Mississippi, like many states, by statute allows private parties to condemn a neighbor's land for use as a private access road, if doing so is "necessary" for a landlocked parcel to gain ingress and egress. This power is subject to limitations: for example, the parcel must be truly landlocked with no other access. Mississippi apparently has an additional requirement, that the power cannot be exercised within the limits of an incorporated city or town.
The property at issue in High v. Kuhn, No. 2015-IA-00072-SCT (Miss. Mar. 17, 2016) is within the incorporated City of Gulfport, so the owner objected when his neighbor tried to exercise the power to take his land for access to an otherwise landlocked parcel. The trial court, however, held that the owner had waived the right to assert this objection by not objecting within five days as required by another statute. Besides, the court held, the incorporated cities exception violated equal protection "beyond a reasonable doubt." Thus, it rejected the defense.
The Mississippi Supreme Court didn't. The power to take land for private benefit is a purely statutory right, which has been limited by the Mississippi legislature to exercise only outside of incorporated towns and cites. And that statute that provides for a five day time window to object? That statue applies to takings by public condemnors, not private takers, like here.
Finally, the court rejected the Equal Protection argument, concluding that "there is a rational purpose in granting the Legislature discretionary authority to establish a statutory right to condemn rights of way for private roads but restricting the Legislature from providing for such private rights of way in incorporated cities and towns." Slip op. at 12.

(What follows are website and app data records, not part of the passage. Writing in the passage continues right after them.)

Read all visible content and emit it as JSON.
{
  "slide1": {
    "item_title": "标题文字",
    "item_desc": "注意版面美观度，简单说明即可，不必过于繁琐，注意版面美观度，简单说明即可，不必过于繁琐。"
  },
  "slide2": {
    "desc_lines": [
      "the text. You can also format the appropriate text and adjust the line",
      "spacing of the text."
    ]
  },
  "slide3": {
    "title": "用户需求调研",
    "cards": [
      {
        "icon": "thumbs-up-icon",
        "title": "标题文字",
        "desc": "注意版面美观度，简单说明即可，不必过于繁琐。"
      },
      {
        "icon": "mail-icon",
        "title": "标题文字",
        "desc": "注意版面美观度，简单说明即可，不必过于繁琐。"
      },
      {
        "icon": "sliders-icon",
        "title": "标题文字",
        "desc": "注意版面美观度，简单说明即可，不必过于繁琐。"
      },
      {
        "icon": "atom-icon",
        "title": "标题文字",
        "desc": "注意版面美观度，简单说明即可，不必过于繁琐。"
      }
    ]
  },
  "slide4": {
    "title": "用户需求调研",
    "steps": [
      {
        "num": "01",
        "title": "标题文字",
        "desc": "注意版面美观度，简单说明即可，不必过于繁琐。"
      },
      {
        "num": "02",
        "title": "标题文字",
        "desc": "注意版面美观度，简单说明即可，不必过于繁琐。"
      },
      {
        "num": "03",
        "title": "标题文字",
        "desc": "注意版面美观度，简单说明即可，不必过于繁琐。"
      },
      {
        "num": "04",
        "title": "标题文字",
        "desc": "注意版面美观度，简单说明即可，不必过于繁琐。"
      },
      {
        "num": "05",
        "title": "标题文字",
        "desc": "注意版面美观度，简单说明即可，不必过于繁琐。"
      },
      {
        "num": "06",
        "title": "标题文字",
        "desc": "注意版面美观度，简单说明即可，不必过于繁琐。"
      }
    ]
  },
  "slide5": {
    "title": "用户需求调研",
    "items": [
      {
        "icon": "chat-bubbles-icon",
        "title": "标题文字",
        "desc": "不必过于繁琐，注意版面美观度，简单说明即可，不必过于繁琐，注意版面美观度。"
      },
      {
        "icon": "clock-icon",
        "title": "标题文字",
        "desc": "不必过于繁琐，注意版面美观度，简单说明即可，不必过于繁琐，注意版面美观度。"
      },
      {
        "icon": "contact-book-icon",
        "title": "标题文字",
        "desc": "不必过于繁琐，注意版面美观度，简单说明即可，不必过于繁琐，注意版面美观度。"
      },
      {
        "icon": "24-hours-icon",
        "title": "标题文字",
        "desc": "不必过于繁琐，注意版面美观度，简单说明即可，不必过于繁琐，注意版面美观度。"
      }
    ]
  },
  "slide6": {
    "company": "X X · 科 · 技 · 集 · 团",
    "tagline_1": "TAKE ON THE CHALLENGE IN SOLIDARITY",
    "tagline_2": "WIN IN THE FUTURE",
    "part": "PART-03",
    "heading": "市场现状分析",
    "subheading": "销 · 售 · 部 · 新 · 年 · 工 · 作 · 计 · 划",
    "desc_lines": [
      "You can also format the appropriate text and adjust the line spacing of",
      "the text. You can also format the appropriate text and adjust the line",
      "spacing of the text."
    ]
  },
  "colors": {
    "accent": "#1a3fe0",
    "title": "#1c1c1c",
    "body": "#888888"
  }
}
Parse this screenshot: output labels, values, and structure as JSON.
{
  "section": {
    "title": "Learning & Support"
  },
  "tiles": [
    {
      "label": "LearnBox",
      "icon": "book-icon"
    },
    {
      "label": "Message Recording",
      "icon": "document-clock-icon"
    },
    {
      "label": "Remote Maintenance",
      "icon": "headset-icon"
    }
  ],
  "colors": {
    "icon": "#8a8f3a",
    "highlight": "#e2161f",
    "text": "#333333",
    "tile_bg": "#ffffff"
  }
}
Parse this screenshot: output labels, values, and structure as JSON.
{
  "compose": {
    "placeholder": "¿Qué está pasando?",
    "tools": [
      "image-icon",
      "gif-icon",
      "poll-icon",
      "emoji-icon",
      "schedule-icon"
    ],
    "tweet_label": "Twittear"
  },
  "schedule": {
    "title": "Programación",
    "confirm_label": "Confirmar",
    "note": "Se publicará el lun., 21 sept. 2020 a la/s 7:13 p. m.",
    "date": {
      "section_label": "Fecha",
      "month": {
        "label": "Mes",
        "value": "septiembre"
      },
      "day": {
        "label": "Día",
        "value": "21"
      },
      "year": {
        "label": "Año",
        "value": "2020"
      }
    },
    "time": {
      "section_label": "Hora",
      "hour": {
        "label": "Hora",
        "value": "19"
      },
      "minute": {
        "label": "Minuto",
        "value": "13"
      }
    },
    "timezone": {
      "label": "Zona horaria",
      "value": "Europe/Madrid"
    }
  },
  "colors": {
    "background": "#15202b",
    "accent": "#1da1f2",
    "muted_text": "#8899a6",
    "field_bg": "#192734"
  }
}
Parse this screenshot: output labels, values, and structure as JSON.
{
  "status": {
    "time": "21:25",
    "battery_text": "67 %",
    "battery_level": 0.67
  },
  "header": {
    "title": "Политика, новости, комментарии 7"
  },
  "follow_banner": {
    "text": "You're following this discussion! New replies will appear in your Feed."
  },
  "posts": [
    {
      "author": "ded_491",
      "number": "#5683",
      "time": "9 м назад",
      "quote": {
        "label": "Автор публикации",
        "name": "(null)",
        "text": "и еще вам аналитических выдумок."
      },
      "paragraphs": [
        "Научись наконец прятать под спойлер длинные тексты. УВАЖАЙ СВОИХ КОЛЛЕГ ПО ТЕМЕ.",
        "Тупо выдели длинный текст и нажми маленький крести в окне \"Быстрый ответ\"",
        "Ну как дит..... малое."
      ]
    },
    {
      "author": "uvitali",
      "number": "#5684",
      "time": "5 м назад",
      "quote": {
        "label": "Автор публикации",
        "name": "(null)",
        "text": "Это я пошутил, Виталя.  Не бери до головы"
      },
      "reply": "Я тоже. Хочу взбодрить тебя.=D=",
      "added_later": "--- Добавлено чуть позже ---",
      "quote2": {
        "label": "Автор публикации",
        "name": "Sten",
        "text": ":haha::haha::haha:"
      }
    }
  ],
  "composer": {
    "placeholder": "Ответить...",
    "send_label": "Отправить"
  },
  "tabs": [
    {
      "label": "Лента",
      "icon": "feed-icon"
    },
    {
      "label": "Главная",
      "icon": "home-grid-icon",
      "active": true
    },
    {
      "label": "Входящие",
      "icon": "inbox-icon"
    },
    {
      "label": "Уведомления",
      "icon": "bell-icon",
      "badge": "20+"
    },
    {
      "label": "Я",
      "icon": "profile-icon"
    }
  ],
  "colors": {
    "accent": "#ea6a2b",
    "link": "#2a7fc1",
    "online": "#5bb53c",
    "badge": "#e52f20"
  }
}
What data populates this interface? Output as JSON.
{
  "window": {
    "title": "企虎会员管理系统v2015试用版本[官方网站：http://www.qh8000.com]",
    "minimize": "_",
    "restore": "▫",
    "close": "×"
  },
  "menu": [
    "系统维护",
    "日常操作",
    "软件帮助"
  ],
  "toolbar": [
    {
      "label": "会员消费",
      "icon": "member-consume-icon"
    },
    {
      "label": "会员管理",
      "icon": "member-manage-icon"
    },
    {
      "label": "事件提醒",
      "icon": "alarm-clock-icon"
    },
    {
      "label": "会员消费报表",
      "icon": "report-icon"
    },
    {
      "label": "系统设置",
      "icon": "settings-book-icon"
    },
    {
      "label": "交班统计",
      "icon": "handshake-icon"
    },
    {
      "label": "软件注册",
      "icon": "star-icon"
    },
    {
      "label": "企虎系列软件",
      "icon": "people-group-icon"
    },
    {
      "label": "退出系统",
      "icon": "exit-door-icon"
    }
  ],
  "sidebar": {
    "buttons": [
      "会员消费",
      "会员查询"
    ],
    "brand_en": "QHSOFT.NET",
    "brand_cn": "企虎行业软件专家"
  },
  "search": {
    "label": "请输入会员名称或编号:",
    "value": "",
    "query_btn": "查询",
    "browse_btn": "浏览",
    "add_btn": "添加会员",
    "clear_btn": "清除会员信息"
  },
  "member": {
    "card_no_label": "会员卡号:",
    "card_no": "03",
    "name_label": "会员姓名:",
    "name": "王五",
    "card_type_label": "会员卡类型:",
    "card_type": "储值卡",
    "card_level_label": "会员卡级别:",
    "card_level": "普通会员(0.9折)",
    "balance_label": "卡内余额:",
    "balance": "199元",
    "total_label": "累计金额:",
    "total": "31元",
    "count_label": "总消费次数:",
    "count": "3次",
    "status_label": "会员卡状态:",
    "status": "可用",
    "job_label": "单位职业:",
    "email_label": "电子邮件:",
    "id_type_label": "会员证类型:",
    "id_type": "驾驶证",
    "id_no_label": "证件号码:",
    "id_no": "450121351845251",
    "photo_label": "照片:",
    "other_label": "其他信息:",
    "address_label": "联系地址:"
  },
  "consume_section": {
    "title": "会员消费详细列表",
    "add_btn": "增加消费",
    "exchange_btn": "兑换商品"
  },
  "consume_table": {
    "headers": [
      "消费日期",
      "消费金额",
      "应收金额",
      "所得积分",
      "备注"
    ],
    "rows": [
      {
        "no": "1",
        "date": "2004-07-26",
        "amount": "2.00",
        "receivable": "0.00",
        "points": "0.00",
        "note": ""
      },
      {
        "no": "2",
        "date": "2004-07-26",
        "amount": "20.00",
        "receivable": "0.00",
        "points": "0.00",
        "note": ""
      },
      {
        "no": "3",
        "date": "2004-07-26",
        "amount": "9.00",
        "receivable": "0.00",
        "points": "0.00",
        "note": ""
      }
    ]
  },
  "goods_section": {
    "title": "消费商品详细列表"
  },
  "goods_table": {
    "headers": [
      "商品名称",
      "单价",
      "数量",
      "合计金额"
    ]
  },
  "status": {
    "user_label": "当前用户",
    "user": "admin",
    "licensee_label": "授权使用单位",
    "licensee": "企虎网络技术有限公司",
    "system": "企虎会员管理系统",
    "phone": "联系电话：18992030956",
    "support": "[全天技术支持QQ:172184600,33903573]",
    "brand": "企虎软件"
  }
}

Section 110 addresses access issues that may arise in unincorporated areas, where there are few public roads, by providing a way for the property owner to pay for and maintain his or her own private road. Incorporated cities and towns like Gulfport, by contrast, have numerous public roads. Not only that, these incorporated towns and cities also have ordinances that require properties to abut these public roads. And by restricting the statutory right to a private road to nonincorporated areas, Section 110 avoids interfering with a city’s or town’s prerogative to mandate the minimum-access requirements necessary to provide for the health, safety, and welfare of its citizens. >
Slip op. at 12.
Also, the landlocked parcel guy has a remedy: a common law claim for an easement by necessity. Or get the City of Gulfport to help.